2015 – AH – Robert Morris
2016 – B1G – Minnesota
2016 – WCHA – Michigan Tech
2016 – AH – Robert Morris
2017 – HEA – Boston College (tie)
2017 – WCHA – Bemidji State
2017 – AH – Canisius
2018 – HEA – Boston College
2018 – AH - Mercyhurst

* also won league tournament, but league had no autobid

By conference the MAAC/Atlantic Hockey has 13; the CHA had 7; the ECAC has 7; the WCHA has 3; Hockey East has 2; the B1G has 1; and the CCHA had 1.I also posted the 1974 NCAA selection criteria (http://board.uscho.com/showthread.php?134761-Selection-For-the-NCAA-s-(1974-Version)) in its own thread:


In looking up some information on the National Invitational Hockey Tournament I came across the following information in the 12 February 1974 issue of TIHN (The Intercollegiate Hockey Newsletter):

SELECTION FOR THE NCAA's
The information below has been extracted from the 1974 NCAA Ice Hockey Championship Handbook
The National Collegiate Ice Hockey Championship provides for a single-elimination tournament comprised of two teams selected from the East and two from the West. The NCAA Ice Hockey Rules and Tournament Committee will seed the teams prior to the start of the tournament. In even numbered years, East #1 will meet West #2 on Thursday and Friday's game will match West #1 and East #2. In odd-numbered years, Thursday's opener will be West #1 against East #2, and East #1 will play West #2 on Friday.
The NCAA Ice Hockey Rules and Tournament Committee shall make the final selections for the Championship. The chairman of that Committee will appoint an eastern and western advisory committee no later than January 15. Each advisory committee shall consist of a chairman, appointed from among the members of the Rules and Tournament Committee, and two members. There will also be two alternates designated to replace one of the three members should his team be under consideration for selection.
The chairman of each advisory committee will contact all NCAA member institutions in his area which sponsor intercollegiate ice hockey to determine which colleges would compete in the championship if selected. If a college states that it will not compete, or if no reply is received, that institution will no longer be considered by the advisory committee.
Each advisory committee shall rank the top five teams in its area (without an NCAA playoff) and submit its recommendation to the Rules and Tournament Committee not later than Friday, March 8. The final selection will then be made on a conference call among the members of the Rules and Tournament Committee not later than Sunday, March 10. Announcement of the four teams selected will be made by the NCAA national office.

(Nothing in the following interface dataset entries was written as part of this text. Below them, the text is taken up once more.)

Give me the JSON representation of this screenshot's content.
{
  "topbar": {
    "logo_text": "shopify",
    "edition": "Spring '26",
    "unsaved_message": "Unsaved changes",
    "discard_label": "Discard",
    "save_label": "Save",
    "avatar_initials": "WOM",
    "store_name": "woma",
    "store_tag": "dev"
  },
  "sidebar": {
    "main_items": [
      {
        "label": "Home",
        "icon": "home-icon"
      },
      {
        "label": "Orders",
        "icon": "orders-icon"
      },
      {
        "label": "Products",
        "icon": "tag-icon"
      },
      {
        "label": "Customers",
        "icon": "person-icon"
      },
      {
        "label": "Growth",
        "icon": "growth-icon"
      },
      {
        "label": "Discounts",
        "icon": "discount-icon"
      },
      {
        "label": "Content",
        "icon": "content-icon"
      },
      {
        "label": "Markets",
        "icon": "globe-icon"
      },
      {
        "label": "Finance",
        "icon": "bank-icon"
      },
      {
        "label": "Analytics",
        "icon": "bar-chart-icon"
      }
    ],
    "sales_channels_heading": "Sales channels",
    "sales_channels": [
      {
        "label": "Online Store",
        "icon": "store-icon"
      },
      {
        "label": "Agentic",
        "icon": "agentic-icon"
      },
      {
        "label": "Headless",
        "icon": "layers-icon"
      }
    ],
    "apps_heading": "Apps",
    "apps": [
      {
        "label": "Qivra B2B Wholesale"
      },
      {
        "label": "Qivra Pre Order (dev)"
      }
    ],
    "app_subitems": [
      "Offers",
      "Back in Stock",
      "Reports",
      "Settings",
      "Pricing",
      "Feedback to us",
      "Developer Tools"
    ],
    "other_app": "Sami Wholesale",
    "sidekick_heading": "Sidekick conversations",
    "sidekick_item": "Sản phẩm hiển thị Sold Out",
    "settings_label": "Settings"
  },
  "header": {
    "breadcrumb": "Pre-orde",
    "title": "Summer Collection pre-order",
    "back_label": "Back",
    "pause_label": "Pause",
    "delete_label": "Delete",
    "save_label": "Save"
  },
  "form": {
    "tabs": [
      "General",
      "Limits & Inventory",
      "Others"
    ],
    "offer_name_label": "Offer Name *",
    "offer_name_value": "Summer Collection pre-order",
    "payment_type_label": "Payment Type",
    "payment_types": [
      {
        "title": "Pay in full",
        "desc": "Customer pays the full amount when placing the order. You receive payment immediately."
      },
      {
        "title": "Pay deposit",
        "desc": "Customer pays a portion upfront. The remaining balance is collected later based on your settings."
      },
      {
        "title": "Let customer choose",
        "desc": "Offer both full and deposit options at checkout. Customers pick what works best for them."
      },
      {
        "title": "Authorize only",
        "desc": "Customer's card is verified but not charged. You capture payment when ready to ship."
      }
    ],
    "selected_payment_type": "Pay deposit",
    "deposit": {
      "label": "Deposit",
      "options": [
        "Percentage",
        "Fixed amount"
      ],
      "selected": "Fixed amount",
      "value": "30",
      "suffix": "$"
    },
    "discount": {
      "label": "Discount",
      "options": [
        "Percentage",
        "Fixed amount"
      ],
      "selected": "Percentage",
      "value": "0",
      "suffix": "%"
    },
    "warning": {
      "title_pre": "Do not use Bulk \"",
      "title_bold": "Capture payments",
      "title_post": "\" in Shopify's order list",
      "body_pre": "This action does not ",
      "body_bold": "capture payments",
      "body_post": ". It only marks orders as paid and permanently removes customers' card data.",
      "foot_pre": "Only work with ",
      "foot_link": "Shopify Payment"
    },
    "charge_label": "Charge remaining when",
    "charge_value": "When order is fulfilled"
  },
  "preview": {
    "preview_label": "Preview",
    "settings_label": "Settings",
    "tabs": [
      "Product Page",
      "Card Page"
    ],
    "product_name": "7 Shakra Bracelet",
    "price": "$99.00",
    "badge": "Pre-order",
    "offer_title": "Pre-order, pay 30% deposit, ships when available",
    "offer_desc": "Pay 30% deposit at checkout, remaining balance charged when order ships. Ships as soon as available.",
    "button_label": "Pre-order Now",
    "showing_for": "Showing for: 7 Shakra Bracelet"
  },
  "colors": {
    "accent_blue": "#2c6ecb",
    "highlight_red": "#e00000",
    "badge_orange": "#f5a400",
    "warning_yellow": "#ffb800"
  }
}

The following principles are adhered to by the advisory committees:
1. All NCAA members which sponsor intercollegiate ice hockey will be considered.
2. The winner of the ECAC Tournament shall be one of the teams representing the East.
3 The winners of the two sectional tournaments in the western region (WCHA Playoffs) should not be regarded as automatic selections, but the playoff games should be considered in the selection process.
4. A minimum of 15 games against college opponents should be played by each team under consideration.
5. The advisory committee should consider all games played.
6. The strength of each team's schedule should be given serious consideration.
7. Depth of material should be considered only if other factors are equal.Nowhere in the criteria is being the regular season champion mentioned, although strength of schedule is mentioned.

Sean

freedomfighter
04-08-2018, 03:09 PM
Thin skinned much? His argument is misleading and I was pointing out that BC finished 3rd on tiebreakers. What happens if there's a 3 way tie in the AHA or WCHA, should all three make it? You need to draw a line somewhere.
BC finished in a 3 way tie for first last year. The other 2 teams went and 2 other teams below BC went. In 2018 BC was #1 alone by 3 pts. The tournament winner went rightfully and 2 other teams Below BC in conference.

freedomfighter
04-08-2018, 03:14 PM
Michigan's best win outside the Big Ten was *48th* in the PWR

Absolutely, that’s what Northeastern and Providence did.

freedomfighter
04-08-2018, 03:16 PM
Michigan's best win outside the Big Ten was *48th* in the PWR

What was Penn State non tournament winner and 4th place in conference with losing conference record.